Data shown:

•••••

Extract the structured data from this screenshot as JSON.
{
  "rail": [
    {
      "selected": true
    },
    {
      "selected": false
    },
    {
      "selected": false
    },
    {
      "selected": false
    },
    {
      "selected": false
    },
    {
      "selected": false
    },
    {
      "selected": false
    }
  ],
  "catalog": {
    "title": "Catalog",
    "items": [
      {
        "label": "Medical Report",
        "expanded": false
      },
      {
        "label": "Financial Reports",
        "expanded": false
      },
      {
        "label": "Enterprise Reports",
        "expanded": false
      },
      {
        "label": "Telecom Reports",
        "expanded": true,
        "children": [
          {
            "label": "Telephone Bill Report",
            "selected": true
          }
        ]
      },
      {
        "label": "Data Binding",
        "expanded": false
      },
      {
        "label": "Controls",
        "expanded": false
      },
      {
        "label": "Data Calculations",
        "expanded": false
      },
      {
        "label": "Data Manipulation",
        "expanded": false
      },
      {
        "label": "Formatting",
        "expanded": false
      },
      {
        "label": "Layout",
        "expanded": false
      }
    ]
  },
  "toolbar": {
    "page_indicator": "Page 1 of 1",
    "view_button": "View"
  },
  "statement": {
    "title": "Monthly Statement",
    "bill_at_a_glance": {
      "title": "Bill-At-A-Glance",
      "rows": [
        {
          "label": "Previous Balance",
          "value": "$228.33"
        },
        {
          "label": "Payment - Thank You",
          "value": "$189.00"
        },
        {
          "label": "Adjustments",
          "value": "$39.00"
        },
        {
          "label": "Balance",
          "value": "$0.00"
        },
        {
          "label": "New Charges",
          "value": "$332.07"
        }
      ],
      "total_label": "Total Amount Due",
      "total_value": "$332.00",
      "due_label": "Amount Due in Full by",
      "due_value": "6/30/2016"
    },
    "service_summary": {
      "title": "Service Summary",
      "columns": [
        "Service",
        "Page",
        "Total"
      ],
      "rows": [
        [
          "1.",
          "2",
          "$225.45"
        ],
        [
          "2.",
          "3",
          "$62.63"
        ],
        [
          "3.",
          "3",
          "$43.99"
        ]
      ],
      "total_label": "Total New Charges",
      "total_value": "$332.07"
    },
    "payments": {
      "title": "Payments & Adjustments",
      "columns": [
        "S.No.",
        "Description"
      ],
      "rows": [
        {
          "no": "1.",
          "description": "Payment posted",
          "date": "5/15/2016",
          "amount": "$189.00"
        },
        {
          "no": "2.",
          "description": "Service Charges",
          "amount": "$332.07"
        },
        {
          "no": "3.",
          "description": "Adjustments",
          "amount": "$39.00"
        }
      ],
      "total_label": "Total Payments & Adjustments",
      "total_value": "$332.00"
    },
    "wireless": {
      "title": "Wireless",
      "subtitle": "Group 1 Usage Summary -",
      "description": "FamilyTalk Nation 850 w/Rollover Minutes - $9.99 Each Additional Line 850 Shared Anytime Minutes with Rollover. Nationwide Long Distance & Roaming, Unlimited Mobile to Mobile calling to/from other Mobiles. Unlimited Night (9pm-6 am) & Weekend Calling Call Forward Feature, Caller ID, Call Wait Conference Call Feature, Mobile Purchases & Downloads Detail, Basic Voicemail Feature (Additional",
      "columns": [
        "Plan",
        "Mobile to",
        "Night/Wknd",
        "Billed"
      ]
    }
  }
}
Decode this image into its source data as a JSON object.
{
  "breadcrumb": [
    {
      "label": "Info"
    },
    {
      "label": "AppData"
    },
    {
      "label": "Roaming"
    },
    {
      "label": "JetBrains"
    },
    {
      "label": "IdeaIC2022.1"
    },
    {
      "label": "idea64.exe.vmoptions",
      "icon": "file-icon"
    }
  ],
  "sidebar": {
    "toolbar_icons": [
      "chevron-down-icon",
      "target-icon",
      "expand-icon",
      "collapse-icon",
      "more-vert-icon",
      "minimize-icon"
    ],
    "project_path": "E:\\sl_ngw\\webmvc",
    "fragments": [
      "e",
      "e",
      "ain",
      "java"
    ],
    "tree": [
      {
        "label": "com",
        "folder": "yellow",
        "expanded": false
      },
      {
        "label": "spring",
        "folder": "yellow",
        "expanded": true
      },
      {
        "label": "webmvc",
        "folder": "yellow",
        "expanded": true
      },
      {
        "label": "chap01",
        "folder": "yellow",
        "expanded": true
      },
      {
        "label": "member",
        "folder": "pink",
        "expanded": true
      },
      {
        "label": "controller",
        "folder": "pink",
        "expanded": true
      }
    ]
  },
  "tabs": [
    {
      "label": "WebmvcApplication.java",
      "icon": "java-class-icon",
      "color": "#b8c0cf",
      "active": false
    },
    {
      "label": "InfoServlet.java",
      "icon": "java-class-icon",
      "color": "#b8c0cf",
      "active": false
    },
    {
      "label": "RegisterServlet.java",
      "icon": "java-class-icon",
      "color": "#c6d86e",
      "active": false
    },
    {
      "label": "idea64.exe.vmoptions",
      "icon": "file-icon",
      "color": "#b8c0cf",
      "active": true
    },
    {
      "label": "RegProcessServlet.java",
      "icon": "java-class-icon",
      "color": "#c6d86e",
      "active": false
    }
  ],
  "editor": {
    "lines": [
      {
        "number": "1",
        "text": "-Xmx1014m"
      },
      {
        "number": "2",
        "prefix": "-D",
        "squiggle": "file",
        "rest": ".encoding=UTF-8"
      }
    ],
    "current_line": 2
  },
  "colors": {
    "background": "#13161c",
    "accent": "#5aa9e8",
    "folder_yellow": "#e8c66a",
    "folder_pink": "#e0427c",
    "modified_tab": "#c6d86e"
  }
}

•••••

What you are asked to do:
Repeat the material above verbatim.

Result of this exercise:
Extract the structured data from this screenshot as JSON.
{
  "rail": [
    {
      "selected": true
    },
    {
      "selected": false
    },
    {
      "selected": false
    },
    {
      "selected": false
    },
    {
      "selected": false
    },
    {
      "selected": false
    },
    {
      "selected": false
    }
  ],
  "catalog": {
    "title": "Catalog",
    "items": [
      {
        "label": "Medical Report",
        "expanded": false
      },
      {
        "label": "Financial Reports",
        "expanded": false
      },
      {
        "label": "Enterprise Reports",
        "expanded": false
      },
      {
        "label": "Telecom Reports",
        "expanded": true,
        "children": [
          {
            "label": "Telephone Bill Report",
            "selected": true
          }
        ]
      },
      {
        "label": "Data Binding",
        "expanded": false
      },
      {
        "label": "Controls",
        "expanded": false
      },
      {
        "label": "Data Calculations",
        "expanded": false
      },
      {
        "label": "Data Manipulation",
        "expanded": false
      },
      {
        "label": "Formatting",
        "expanded": false
      },
      {
        "label": "Layout",
        "expanded": false
      }
    ]
  },
  "toolbar": {
    "page_indicator": "Page 1 of 1",
    "view_button": "View"
  },
  "statement": {
    "title": "Monthly Statement",
    "bill_at_a_glance": {
      "title": "Bill-At-A-Glance",
      "rows": [
        {
          "label": "Previous Balance",
          "value": "$228.33"
        },
        {
          "label": "Payment - Thank You",
          "value": "$189.00"
        },
        {
          "label": "Adjustments",
          "value": "$39.00"
        },
        {
          "label": "Balance",
          "value": "$0.00"
        },
        {
          "label": "New Charges",
          "value": "$332.07"
        }
      ],
      "total_label": "Total Amount Due",
      "total_value": "$332.00",
      "due_label": "Amount Due in Full by",
      "due_value": "6/30/2016"
    },
    "service_summary": {
      "title": "Service Summary",
      "columns": [
        "Service",
        "Page",
        "Total"
      ],
      "rows": [
        [
          "1.",
          "2",
          "$225.45"
        ],
        [
          "2.",
          "3",
          "$62.63"
        ],
        [
          "3.",
          "3",
          "$43.99"
        ]
      ],
      "total_label": "Total New Charges",
      "total_value": "$332.07"
    },
    "payments": {
      "title": "Payments & Adjustments",
      "columns": [
        "S.No.",
        "Description"
      ],
      "rows": [
        {
          "no": "1.",
          "description": "Payment posted",
          "date": "5/15/2016",
          "amount": "$189.00"
        },
        {
          "no": "2.",
          "description": "Service Charges",
          "amount": "$332.07"
        },
        {
          "no": "3.",
          "description": "Adjustments",
          "amount": "$39.00"
        }
      ],
      "total_label": "Total Payments & Adjustments",
      "total_value": "$332.00"
    },
    "wireless": {
      "title": "Wireless",
      "subtitle": "Group 1 Usage Summary -",
      "description": "FamilyTalk Nation 850 w/Rollover Minutes - $9.99 Each Additional Line 850 Shared Anytime Minutes with Rollover. Nationwide Long Distance & Roaming, Unlimited Mobile to Mobile calling to/from other Mobiles. Unlimited Night (9pm-6 am) & Weekend Calling Call Forward Feature, Caller ID, Call Wait Conference Call Feature, Mobile Purchases & Downloads Detail, Basic Voicemail Feature (Additional",
      "columns": [
        "Plan",
        "Mobile to",
        "Night/Wknd",
        "Billed"
      ]
    }
  }
}
Decode this image into its source data as a JSON object.
{
  "breadcrumb": [
    {
      "label": "Info"
    },
    {
      "label": "AppData"
    },
    {
      "label": "Roaming"
    },
    {
      "label": "JetBrains"
    },
    {
      "label": "IdeaIC2022.1"
    },
    {
      "label": "idea64.exe.vmoptions",
      "icon": "file-icon"
    }
  ],
  "sidebar": {
    "toolbar_icons": [
      "chevron-down-icon",
      "target-icon",
      "expand-icon",
      "collapse-icon",
      "more-vert-icon",
      "minimize-icon"
    ],
    "project_path": "E:\\sl_ngw\\webmvc",
    "fragments": [
      "e",
      "e",
      "ain",
      "java"
    ],
    "tree": [
      {
        "label": "com",
        "folder": "yellow",
        "expanded": false
      },
      {
        "label": "spring",
        "folder": "yellow",
        "expanded": true
      },
      {
        "label": "webmvc",
        "folder": "yellow",
        "expanded": true
      },
      {
        "label": "chap01",
        "folder": "yellow",
        "expanded": true
      },
      {
        "label": "member",
        "folder": "pink",
        "expanded": true
      },
      {
        "label": "controller",
        "folder": "pink",
        "expanded": true
      }
    ]
  },
  "tabs": [
    {
      "label": "WebmvcApplication.java",
      "icon": "java-class-icon",
      "color": "#b8c0cf",
      "active": false
    },
    {
      "label": "InfoServlet.java",
      "icon": "java-class-icon",
      "color": "#b8c0cf",
      "active": false
    },
    {
      "label": "RegisterServlet.java",
      "icon": "java-class-icon",
      "color": "#c6d86e",
      "active": false
    },
    {
      "label": "idea64.exe.vmoptions",
      "icon": "file-icon",
      "color": "#b8c0cf",
      "active": true
    },
    {
      "label": "RegProcessServlet.java",
      "icon": "java-class-icon",
      "color": "#c6d86e",
      "active": false
    }
  ],
  "editor": {
    "lines": [
      {
        "number": "1",
        "text": "-Xmx1014m"
      },
      {
        "number": "2",
        "prefix": "-D",
        "squiggle": "file",
        "rest": ".encoding=UTF-8"
      }
    ],
    "current_line": 2
  },
  "colors": {
    "background": "#13161c",
    "accent": "#5aa9e8",
    "folder_yellow": "#e8c66a",
    "folder_pink": "#e0427c",
    "modified_tab": "#c6d86e"
  }
}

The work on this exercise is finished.